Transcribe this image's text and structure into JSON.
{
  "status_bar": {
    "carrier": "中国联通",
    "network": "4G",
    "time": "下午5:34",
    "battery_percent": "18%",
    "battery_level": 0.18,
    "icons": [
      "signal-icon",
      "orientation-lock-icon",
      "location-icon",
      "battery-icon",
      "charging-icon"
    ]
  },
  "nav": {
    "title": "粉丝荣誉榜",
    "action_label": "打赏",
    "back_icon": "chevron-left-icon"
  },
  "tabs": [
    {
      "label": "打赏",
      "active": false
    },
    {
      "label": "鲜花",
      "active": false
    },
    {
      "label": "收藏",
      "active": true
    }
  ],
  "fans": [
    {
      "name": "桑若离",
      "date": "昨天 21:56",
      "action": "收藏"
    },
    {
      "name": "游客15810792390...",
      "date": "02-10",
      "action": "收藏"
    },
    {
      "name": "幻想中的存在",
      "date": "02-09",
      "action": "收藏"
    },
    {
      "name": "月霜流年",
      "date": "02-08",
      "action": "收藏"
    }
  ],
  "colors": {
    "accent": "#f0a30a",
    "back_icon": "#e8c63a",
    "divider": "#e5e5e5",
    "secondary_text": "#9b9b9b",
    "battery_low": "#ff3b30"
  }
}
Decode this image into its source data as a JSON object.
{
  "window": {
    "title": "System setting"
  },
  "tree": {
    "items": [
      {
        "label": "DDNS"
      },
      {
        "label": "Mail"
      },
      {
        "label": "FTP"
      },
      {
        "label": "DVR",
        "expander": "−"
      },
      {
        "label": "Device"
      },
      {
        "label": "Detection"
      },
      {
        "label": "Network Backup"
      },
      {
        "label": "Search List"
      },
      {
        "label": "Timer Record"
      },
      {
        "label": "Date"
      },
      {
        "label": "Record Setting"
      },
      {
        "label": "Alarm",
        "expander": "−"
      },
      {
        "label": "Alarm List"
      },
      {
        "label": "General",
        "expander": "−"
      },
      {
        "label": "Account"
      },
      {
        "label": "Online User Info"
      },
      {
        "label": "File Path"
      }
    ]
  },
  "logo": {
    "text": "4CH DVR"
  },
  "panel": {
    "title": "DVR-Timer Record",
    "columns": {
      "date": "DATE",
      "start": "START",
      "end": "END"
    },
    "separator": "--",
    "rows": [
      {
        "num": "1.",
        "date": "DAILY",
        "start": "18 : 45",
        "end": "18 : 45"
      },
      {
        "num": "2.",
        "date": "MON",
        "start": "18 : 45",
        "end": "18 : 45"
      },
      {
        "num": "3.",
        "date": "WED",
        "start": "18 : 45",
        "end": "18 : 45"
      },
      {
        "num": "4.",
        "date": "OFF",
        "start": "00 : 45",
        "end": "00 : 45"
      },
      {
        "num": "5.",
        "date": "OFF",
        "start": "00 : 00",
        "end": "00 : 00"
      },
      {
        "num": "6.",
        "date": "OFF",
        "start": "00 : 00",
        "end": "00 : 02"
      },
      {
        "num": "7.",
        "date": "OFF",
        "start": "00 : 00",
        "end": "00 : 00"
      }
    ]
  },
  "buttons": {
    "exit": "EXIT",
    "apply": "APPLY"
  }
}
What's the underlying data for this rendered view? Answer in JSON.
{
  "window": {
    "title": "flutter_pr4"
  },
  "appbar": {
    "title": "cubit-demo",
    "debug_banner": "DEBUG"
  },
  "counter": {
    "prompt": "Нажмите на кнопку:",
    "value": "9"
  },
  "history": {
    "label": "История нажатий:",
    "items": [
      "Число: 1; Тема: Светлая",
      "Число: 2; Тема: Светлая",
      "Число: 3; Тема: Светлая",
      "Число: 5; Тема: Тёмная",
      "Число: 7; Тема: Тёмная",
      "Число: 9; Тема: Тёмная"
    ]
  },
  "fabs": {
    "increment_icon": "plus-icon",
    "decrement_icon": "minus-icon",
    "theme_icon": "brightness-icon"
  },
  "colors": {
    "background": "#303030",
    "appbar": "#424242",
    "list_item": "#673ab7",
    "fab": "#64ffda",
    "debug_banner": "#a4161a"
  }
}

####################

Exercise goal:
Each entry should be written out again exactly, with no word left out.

Exercise solution:
Transcribe this image's text and structure into JSON.
{
  "status_bar": {
    "carrier": "中国联通",
    "network": "4G",
    "time": "下午5:34",
    "battery_percent": "18%",
    "battery_level": 0.18,
    "icons": [
      "signal-icon",
      "orientation-lock-icon",
      "location-icon",
      "battery-icon",
      "charging-icon"
    ]
  },
  "nav": {
    "title": "粉丝荣誉榜",
    "action_label": "打赏",
    "back_icon": "chevron-left-icon"
  },
  "tabs": [
    {
      "label": "打赏",
      "active": false
    },
    {
      "label": "鲜花",
      "active": false
    },
    {
      "label": "收藏",
      "active": true
    }
  ],
  "fans": [
    {
      "name": "桑若离",
      "date": "昨天 21:56",
      "action": "收藏"
    },
    {
      "name": "游客15810792390...",
      "date": "02-10",
      "action": "收藏"
    },
    {
      "name": "幻想中的存在",
      "date": "02-09",
      "action": "收藏"
    },
    {
      "name": "月霜流年",
      "date": "02-08",
      "action": "收藏"
    }
  ],
  "colors": {
    "accent": "#f0a30a",
    "back_icon": "#e8c63a",
    "divider": "#e5e5e5",
    "secondary_text": "#9b9b9b",
    "battery_low": "#ff3b30"
  }
}
Decode this image into its source data as a JSON object.
{
  "window": {
    "title": "System setting"
  },
  "tree": {
    "items": [
      {
        "label": "DDNS"
      },
      {
        "label": "Mail"
      },
      {
        "label": "FTP"
      },
      {
        "label": "DVR",
        "expander": "−"
      },
      {
        "label": "Device"
      },
      {
        "label": "Detection"
      },
      {
        "label": "Network Backup"
      },
      {
        "label": "Search List"
      },
      {
        "label": "Timer Record"
      },
      {
        "label": "Date"
      },
      {
        "label": "Record Setting"
      },
      {
        "label": "Alarm",
        "expander": "−"
      },
      {
        "label": "Alarm List"
      },
      {
        "label": "General",
        "expander": "−"
      },
      {
        "label": "Account"
      },
      {
        "label": "Online User Info"
      },
      {
        "label": "File Path"
      }
    ]
  },
  "logo": {
    "text": "4CH DVR"
  },
  "panel": {
    "title": "DVR-Timer Record",
    "columns": {
      "date": "DATE",
      "start": "START",
      "end": "END"
    },
    "separator": "--",
    "rows": [
      {
        "num": "1.",
        "date": "DAILY",
        "start": "18 : 45",
        "end": "18 : 45"
      },
      {
        "num": "2.",
        "date": "MON",
        "start": "18 : 45",
        "end": "18 : 45"
      },
      {
        "num": "3.",
        "date": "WED",
        "start": "18 : 45",
        "end": "18 : 45"
      },
      {
        "num": "4.",
        "date": "OFF",
        "start": "00 : 45",
        "end": "00 : 45"
      },
      {
        "num": "5.",
        "date": "OFF",
        "start": "00 : 00",
        "end": "00 : 00"
      },
      {
        "num": "6.",
        "date": "OFF",
        "start": "00 : 00",
        "end": "00 : 02"
      },
      {
        "num": "7.",
        "date": "OFF",
        "start": "00 : 00",
        "end": "00 : 00"
      }
    ]
  },
  "buttons": {
    "exit": "EXIT",
    "apply": "APPLY"
  }
}
What's the underlying data for this rendered view? Answer in JSON.
{
  "window": {
    "title": "flutter_pr4"
  },
  "appbar": {
    "title": "cubit-demo",
    "debug_banner": "DEBUG"
  },
  "counter": {
    "prompt": "Нажмите на кнопку:",
    "value": "9"
  },
  "history": {
    "label": "История нажатий:",
    "items": [
      "Число: 1; Тема: Светлая",
      "Число: 2; Тема: Светлая",
      "Число: 3; Тема: Светлая",
      "Число: 5; Тема: Тёмная",
      "Число: 7; Тема: Тёмная",
      "Число: 9; Тема: Тёмная"
    ]
  },
  "fabs": {
    "increment_icon": "plus-icon",
    "decrement_icon": "minus-icon",
    "theme_icon": "brightness-icon"
  },
  "colors": {
    "background": "#303030",
    "appbar": "#424242",
    "list_item": "#673ab7",
    "fab": "#64ffda",
    "debug_banner": "#a4161a"
  }
}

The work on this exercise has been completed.